If you cancel your subscription, you won’t be able to view a stitch map with your current row highlighted. You won’t be able to make use of your preferences, or view your favorites list. You won’t be able to access your private patterns and collections at all, and – just like anyone else – you’ll only be able to view a hidden pattern or collection if you use its direct link.
But this site will continue to store your current row information, your preferences, your favorites list, and your private and hidden patterns and collections. Re-subscribing would restore all your usual features and privileges.
Many stitch patterns have been around for generations, and appear in a multitude of stitch dictionaries. So it’s easy to imagine that these stitch patterns belong to the entire knitting community, are in the public domain, and can’t be copyrighted by any one person.
But the instructions for knitting a stitch pattern – the combination of words in a series of written instructions, or the placement of symbols in a chart – can be copyrighted by whoever took the time and effort to put those instructions together. Specifically, Stitch-Maps.com holds the copyright to the stitch map images that appear on this site.
Get a premium subscription. Then you’ll be able to export stitch maps as vector images that can be viewed clearly at any scale. And you’ll have our permission to use those stitch maps as you wish. You don’t even have to credit Stitch-Maps.com with the creation of the images – but we’d appreciate it if you did!
Yup. Remember: without a premium subscription, the stitch maps you download from this site are for your personal use only.
Nope. The copyright to content contributed to the site – written instructions, stitch pattern descriptions, and swatch photos – remains with the original copyright holder, if any.
Stated another way: If you contribute content for which you hold the copyright, you still hold the copyright. It’s just that you agree to let Stitch-Maps.com store, reproduce, modify, create derivative works from, and display that content.
If you don’t own the copyright to a set of written instructions, the description of a stitch pattern, or a swatch photo, and they aren’t in the public domain, then you shouldn’t contribute them to the public collection at Stitch-Maps.com. That would be a violation of copyright.
Then get a basic subscription and mark the stitch pattern as private. This is essentially making a copy of the pattern “for personal use only,” which most copyrighted patterns allow.
Let us know. In line with the Digital Millenium Copyright Act, Stitch-Maps.com follows notice and take-down procedures for material that allegedly infringes on copyright.
Stitch maps are a new form of knitting chart that use traditional symbols in a novel way: without a grid.
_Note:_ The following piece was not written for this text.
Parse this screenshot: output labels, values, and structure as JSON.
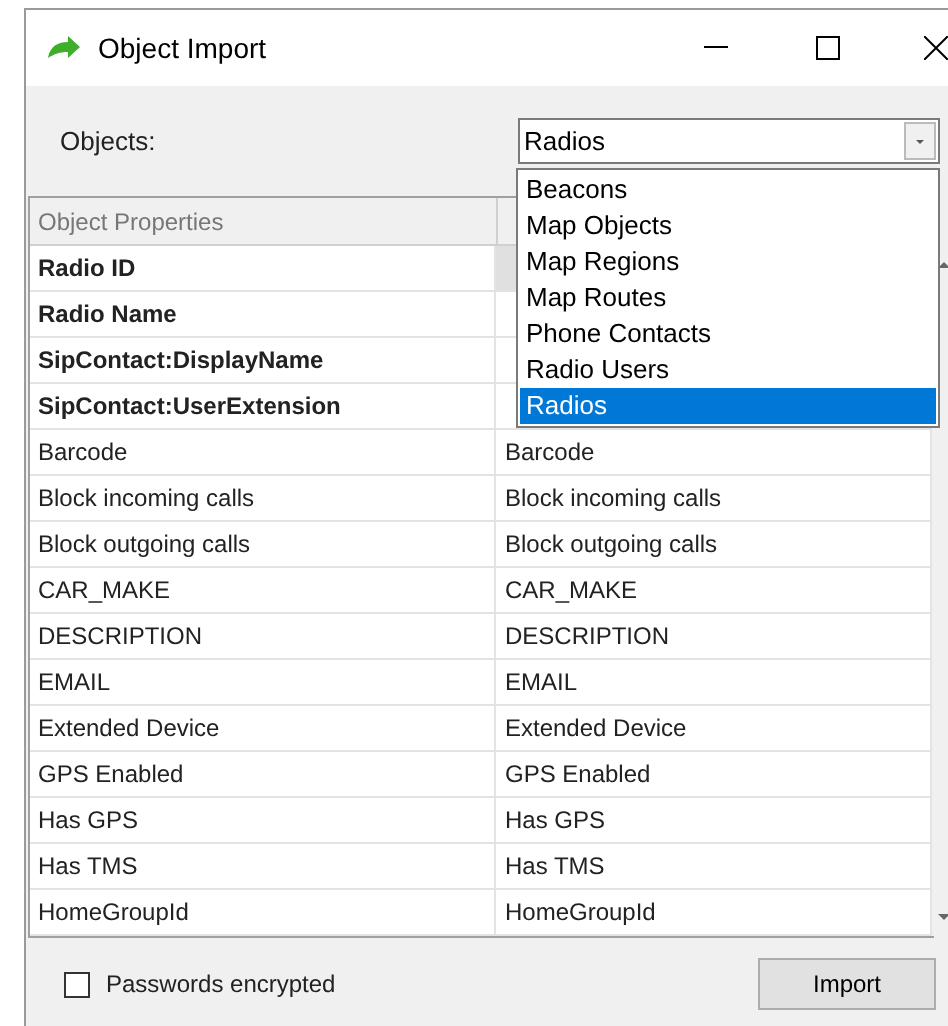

The symbols within a stitch map clearly show what stitches to work. And – not being confined within grid squares – they also show which stitches of the previous row should be worked.
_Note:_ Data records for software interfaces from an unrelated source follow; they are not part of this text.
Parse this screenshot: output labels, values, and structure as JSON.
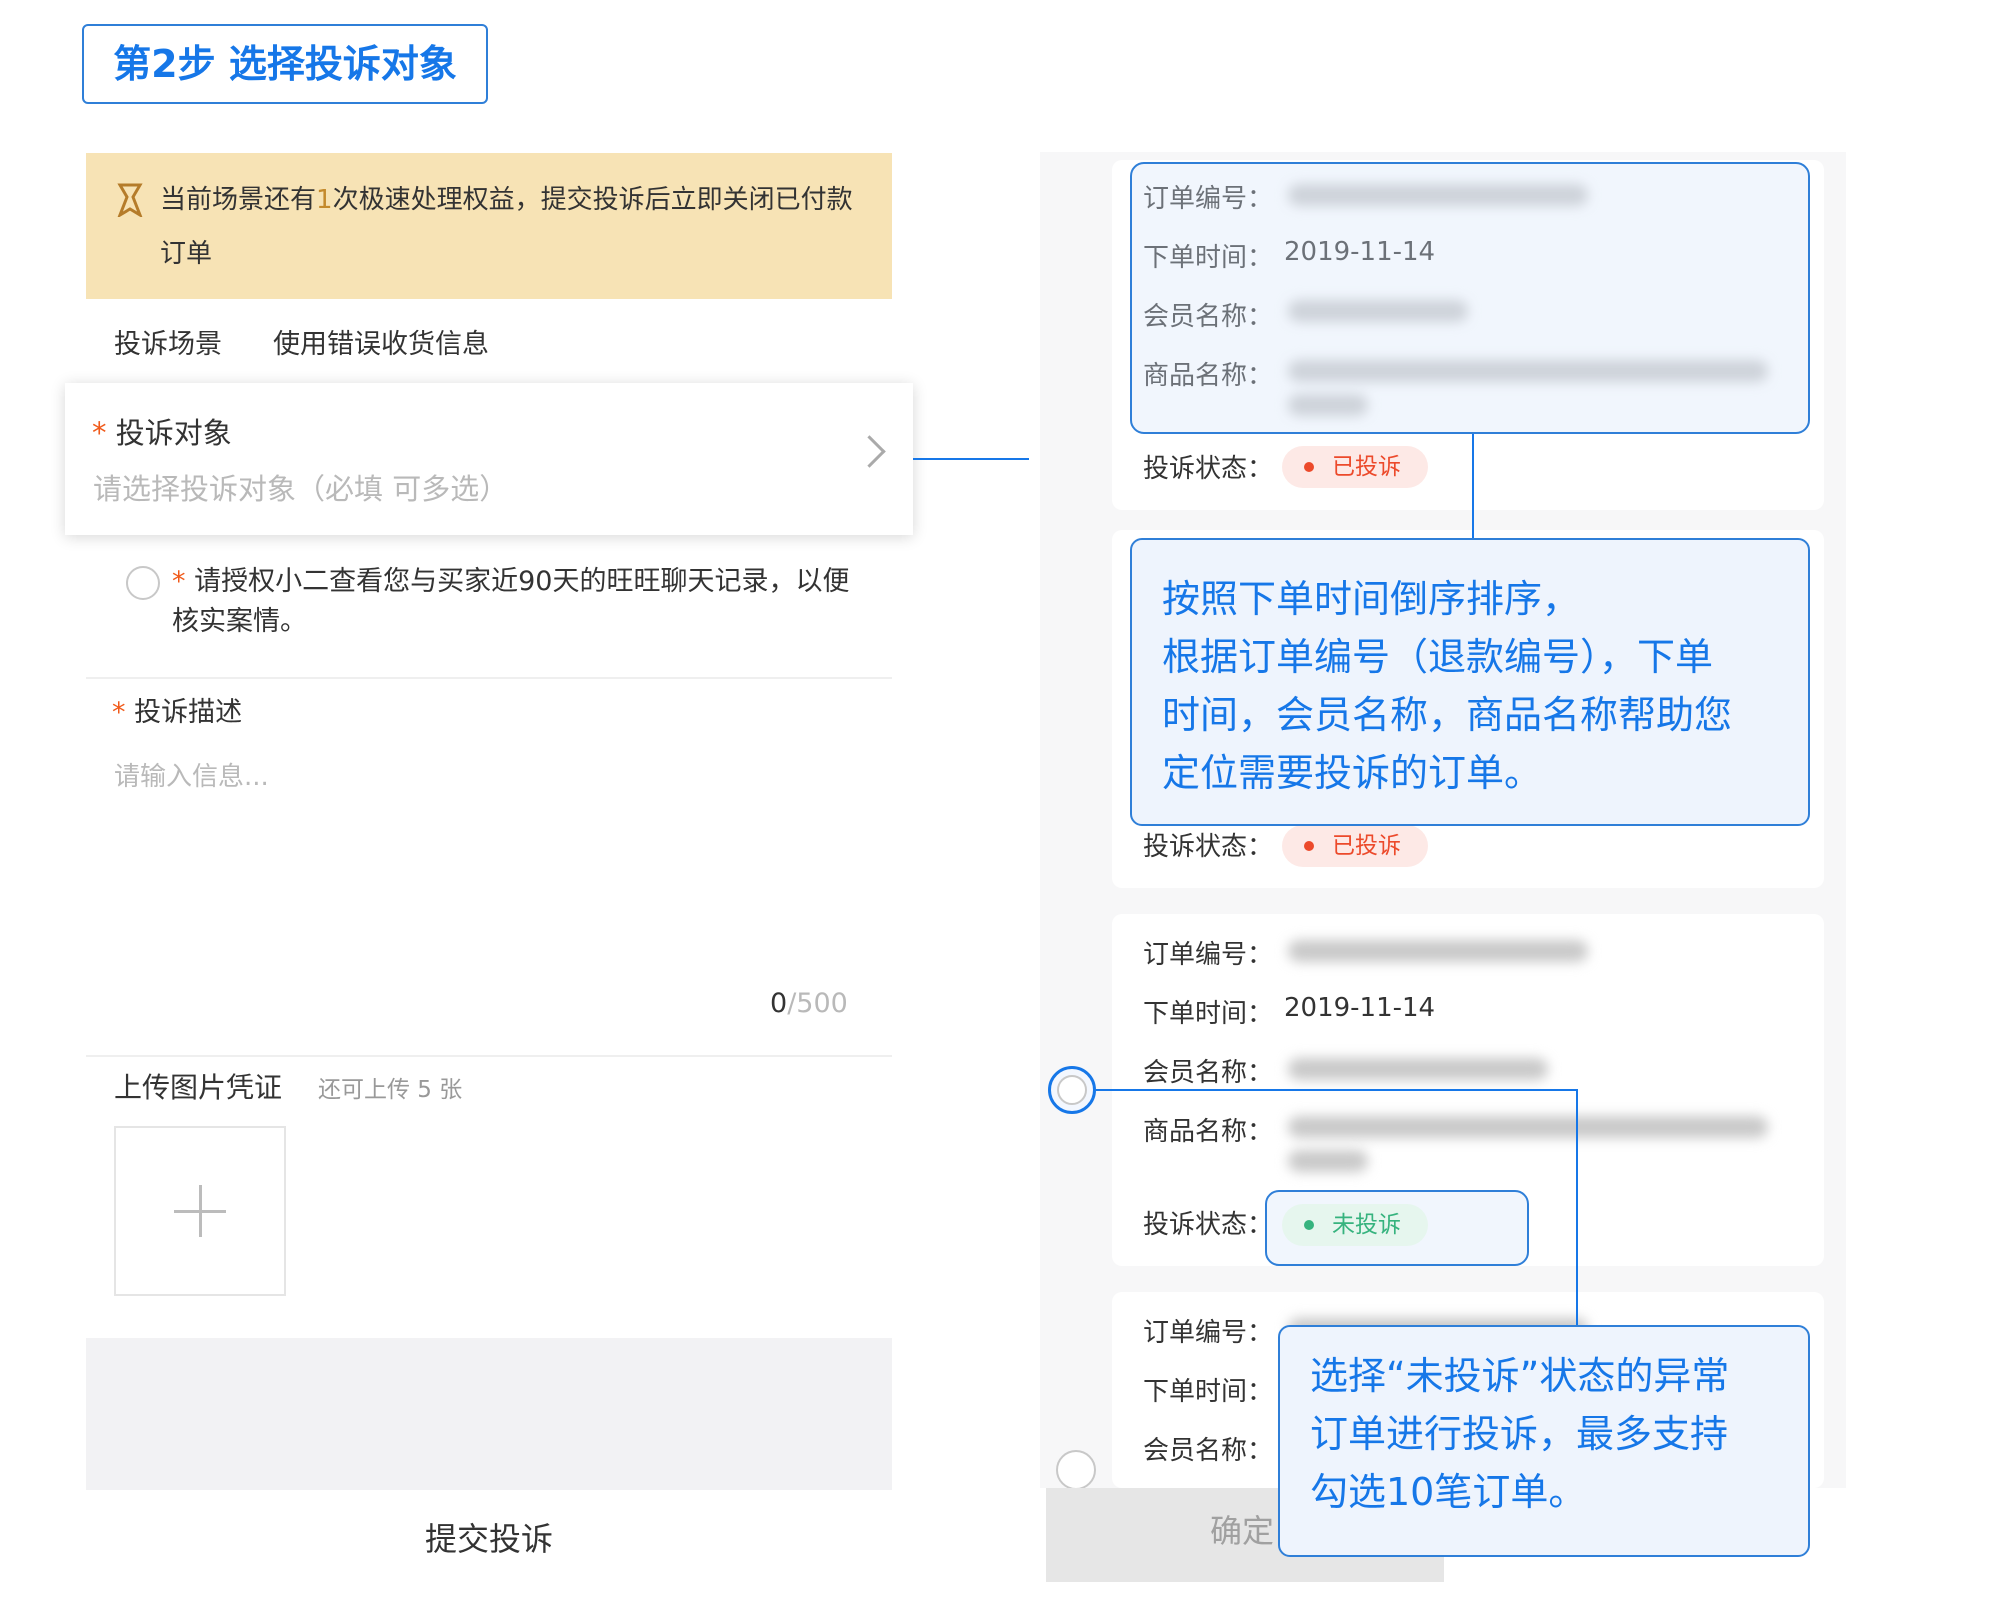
{
  "step_title": "第2步 选择投诉对象",
  "notice": {
    "icon": "badge-icon",
    "text_before": "当前场景还有",
    "count": "1",
    "text_after": "次极速处理权益，提交投诉后立即关闭已付款订单"
  },
  "scene": {
    "label": "投诉场景",
    "value": "使用错误收货信息"
  },
  "target": {
    "required_mark": "*",
    "label": "投诉对象",
    "placeholder": "请选择投诉对象（必填 可多选）"
  },
  "authorization": {
    "required_mark": "*",
    "text": "请授权小二查看您与买家近90天的旺旺聊天记录，以便核实案情。"
  },
  "description": {
    "required_mark": "*",
    "label": "投诉描述",
    "placeholder": "请输入信息...",
    "count": "0",
    "max": "/500"
  },
  "upload": {
    "label": "上传图片凭证",
    "hint": "还可上传 5 张"
  },
  "submit_label": "提交投诉",
  "orders": [
    {
      "order_no_label": "订单编号：",
      "time_label": "下单时间：",
      "time_value": "2019-11-14",
      "member_label": "会员名称：",
      "product_label": "商品名称：",
      "status_label": "投诉状态：",
      "status": "已投诉"
    },
    {
      "status_label": "投诉状态：",
      "status": "已投诉"
    },
    {
      "order_no_label": "订单编号：",
      "time_label": "下单时间：",
      "time_value": "2019-11-14",
      "member_label": "会员名称：",
      "product_label": "商品名称：",
      "status_label": "投诉状态：",
      "status": "未投诉"
    },
    {
      "order_no_label": "订单编号：",
      "time_label": "下单时间：",
      "member_label": "会员名称："
    }
  ],
  "callout_sort": "按照下单时间倒序排序，根据订单编号（退款编号），下单时间，会员名称，商品名称帮助您定位需要投诉的订单。",
  "callout_sort_lines": [
    "按照下单时间倒序排序，",
    "根据订单编号（退款编号），下单",
    "时间，会员名称，商品名称帮助您",
    "定位需要投诉的订单。"
  ],
  "callout_select_lines": [
    "选择“未投诉”状态的异常",
    "订单进行投诉，最多支持",
    "勾选10笔订单。"
  ],
  "confirm_label": "确定",
  "colors": {
    "accent": "#1677e8",
    "notice_bg": "#f7e3b5",
    "status_done": "#ec4a2b",
    "status_pending": "#36b37e"
  }
}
The end result? Charts with unparalleled fluidity, authenticity, and beauty.